The Mongolian culture has an ingrained traditional respect for water and their cultural practices are aimed at maintaining water quality. The largest lake in Mongolia, known as the Blue Pearl, is sacred to Mongolians. The effects of climate change have had a negative impact on the livelihood of Mongolian herders, who have turned to this lake as a resource for food. Rutgers specialist in fisheries science and aquatic ecology Olaf Jensen has had a long-established research program in Mongolia, home to several endangered salmonids, including a species of grayling (Thymallus nigrescens) found only in Lake Hovsgol and taimen (Hucho taimen), the world’s largest trout. His research in Mongolia is focused on the ecology and conservation of taimen and Hovsgol grayling as well as the aquatic ecosystems on which they depend. Watch this video, edited by Rutgers Center for Digital Filmmaking student Gabrielle Gatdula, in which Jensen discusses his research in Mongolia.

OlafJensen video

New Study Abroad Opportunity for Rutgers Students to Help Turkish Women Farmers

suzanne's project

Rutgers students can take advantage of a new, 3-credit study abroad program this summer in Antalya, Turkey. Empowering Turkish Women Farmers has been added to the growing list of summer International Service Learning programs through the Rutgers Center for Global Education. From May 16 to June 3 this year, students will live in the homes of the women farmers in Boztepe, Turkey, and help with Suzanne’s Project, a program to help women farmers run more profitable farms, as well as develop case studies to be used in future classes. Students will have local excursions near Antalya, Turkey, on the Mediterranean as well as a weekend in Istanbul at the end of the program to visit the major tourist sites, with a Rutgers graduate as a guide.

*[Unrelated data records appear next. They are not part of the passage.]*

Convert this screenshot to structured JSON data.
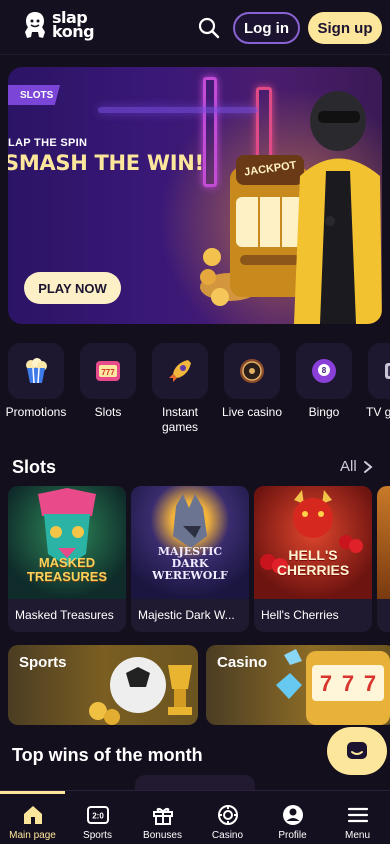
{
  "header": {
    "logo_line1": "slap",
    "logo_line2": "kong",
    "login_label": "Log in",
    "signup_label": "Sign up"
  },
  "hero": {
    "tag": "SLOTS",
    "line1": "LAP THE SPIN",
    "line2": "SMASH THE WIN!",
    "cta": "PLAY NOW",
    "machine_label": "JACKPOT"
  },
  "categories": [
    {
      "label": "Promotions",
      "icon": "popcorn-icon"
    },
    {
      "label": "Slots",
      "icon": "slot-777-icon"
    },
    {
      "label": "Instant\ngames",
      "icon": "rocket-icon"
    },
    {
      "label": "Live casino",
      "icon": "roulette-icon"
    },
    {
      "label": "Bingo",
      "icon": "bingo-ball-icon"
    },
    {
      "label": "TV g",
      "icon": "tv-icon"
    }
  ],
  "slots": {
    "title": "Slots",
    "all_label": "All",
    "games": [
      {
        "name": "Masked Treasures",
        "art_title": "MASKED\nTREASURES"
      },
      {
        "name": "Majestic Dark W...",
        "art_title": "MAJESTIC\nDARK\nWEREWOLF"
      },
      {
        "name": "Hell's Cherries",
        "art_title": "HELL'S\nCHERRIES"
      }
    ]
  },
  "banners": {
    "sports": "Sports",
    "casino": "Casino",
    "casino_reels": [
      "7",
      "7",
      "7"
    ]
  },
  "top_wins_title": "Top wins of the month",
  "nav": [
    {
      "label": "Main page",
      "icon": "home-icon",
      "active": true
    },
    {
      "label": "Sports",
      "icon": "scoreboard-icon",
      "score": "2:0"
    },
    {
      "label": "Bonuses",
      "icon": "gift-icon"
    },
    {
      "label": "Casino",
      "icon": "chip-icon"
    },
    {
      "label": "Profile",
      "icon": "profile-icon"
    },
    {
      "label": "Menu",
      "icon": "menu-icon"
    }
  ],
  "colors": {
    "background": "#140f1d",
    "accent_yellow": "#fce69c",
    "accent_purple": "#8a63d2"
  }
}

This study abroad offering program is being coordinated with Akdeniz University, which is located in Antalya, Turkey. An integral part of the course will be observation and participation in Suzanne’s Project, a workshop taught by Robin Brumfield, Rutgers farm management specialist, and Burhan Ozkan, professor in the Department of Agricultural Economics at Akdeniz University. Students can apply for the “Empowering Turkish Women Farmers” program and Rutgers International Service Learning scholarships until March 26. Scroll to the bottom of the page for scholarship information.  Application for additional support through the SEBS Office of International Programs ends on March 1. [Read more...]